• [Problem to solve]
Copy each of the entries below faithfully, setting aside any pictures.

• [Source data]
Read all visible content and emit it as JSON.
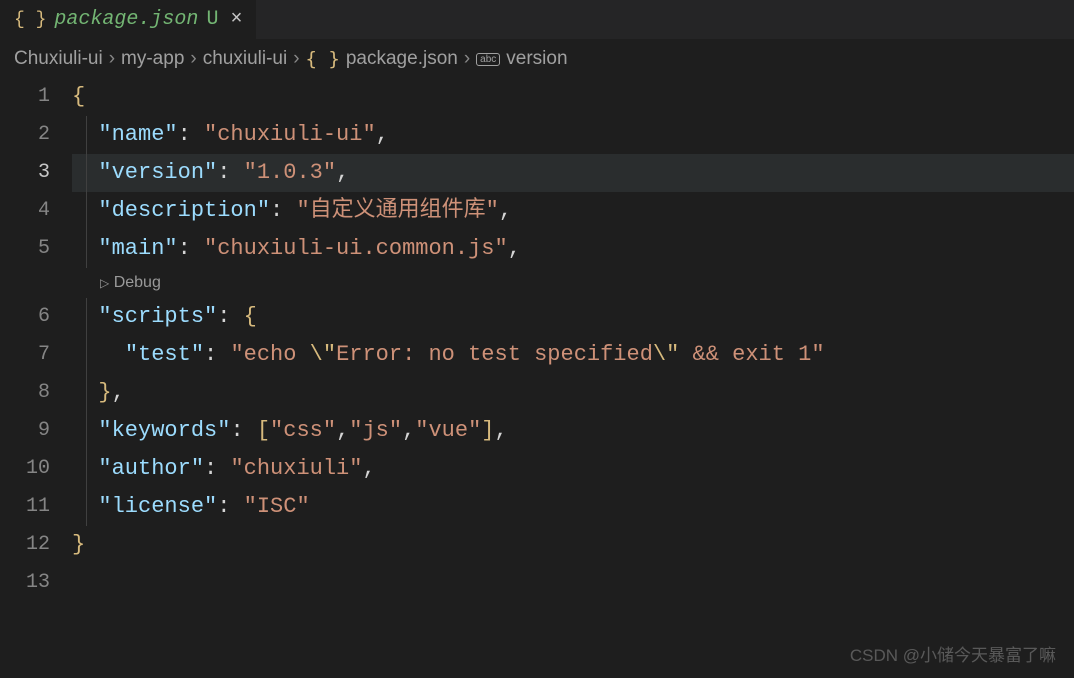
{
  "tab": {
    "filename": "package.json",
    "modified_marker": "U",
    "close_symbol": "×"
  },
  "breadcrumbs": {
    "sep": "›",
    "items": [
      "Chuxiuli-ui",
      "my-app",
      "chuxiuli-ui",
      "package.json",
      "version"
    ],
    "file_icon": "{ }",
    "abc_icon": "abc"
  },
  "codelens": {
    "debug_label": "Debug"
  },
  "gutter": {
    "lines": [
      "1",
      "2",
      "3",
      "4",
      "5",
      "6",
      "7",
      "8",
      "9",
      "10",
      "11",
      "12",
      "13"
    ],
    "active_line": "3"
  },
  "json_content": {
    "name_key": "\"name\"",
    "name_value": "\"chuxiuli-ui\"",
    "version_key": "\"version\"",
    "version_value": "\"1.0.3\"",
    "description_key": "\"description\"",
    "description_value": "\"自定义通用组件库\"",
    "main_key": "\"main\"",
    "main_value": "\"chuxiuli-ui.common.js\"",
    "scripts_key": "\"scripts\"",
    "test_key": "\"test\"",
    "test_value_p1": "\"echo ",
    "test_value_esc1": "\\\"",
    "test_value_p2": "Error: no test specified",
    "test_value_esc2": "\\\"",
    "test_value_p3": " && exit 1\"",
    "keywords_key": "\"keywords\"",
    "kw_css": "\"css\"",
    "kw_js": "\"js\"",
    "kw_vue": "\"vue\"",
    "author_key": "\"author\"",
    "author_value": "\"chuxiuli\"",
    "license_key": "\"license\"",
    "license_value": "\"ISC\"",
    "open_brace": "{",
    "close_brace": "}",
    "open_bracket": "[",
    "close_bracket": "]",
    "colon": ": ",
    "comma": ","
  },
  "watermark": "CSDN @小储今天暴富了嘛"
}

• [Solution]
Read all visible content and emit it as JSON.
{
  "tab": {
    "filename": "package.json",
    "modified_marker": "U",
    "close_symbol": "×"
  },
  "breadcrumbs": {
    "sep": "›",
    "items": [
      "Chuxiuli-ui",
      "my-app",
      "chuxiuli-ui",
      "package.json",
      "version"
    ],
    "file_icon": "{ }",
    "abc_icon": "abc"
  },
  "codelens": {
    "debug_label": "Debug"
  },
  "gutter": {
    "lines": [
      "1",
      "2",
      "3",
      "4",
      "5",
      "6",
      "7",
      "8",
      "9",
      "10",
      "11",
      "12",
      "13"
    ],
    "active_line": "3"
  },
  "json_content": {
    "name_key": "\"name\"",
    "name_value": "\"chuxiuli-ui\"",
    "version_key": "\"version\"",
    "version_value": "\"1.0.3\"",
    "description_key": "\"description\"",
    "description_value": "\"自定义通用组件库\"",
    "main_key": "\"main\"",
    "main_value": "\"chuxiuli-ui.common.js\"",
    "scripts_key": "\"scripts\"",
    "test_key": "\"test\"",
    "test_value_p1": "\"echo ",
    "test_value_esc1": "\\\"",
    "test_value_p2": "Error: no test specified",
    "test_value_esc2": "\\\"",
    "test_value_p3": " && exit 1\"",
    "keywords_key": "\"keywords\"",
    "kw_css": "\"css\"",
    "kw_js": "\"js\"",
    "kw_vue": "\"vue\"",
    "author_key": "\"author\"",
    "author_value": "\"chuxiuli\"",
    "license_key": "\"license\"",
    "license_value": "\"ISC\"",
    "open_brace": "{",
    "close_brace": "}",
    "open_bracket": "[",
    "close_bracket": "]",
    "colon": ": ",
    "comma": ","
  },
  "watermark": "CSDN @小储今天暴富了嘛"
}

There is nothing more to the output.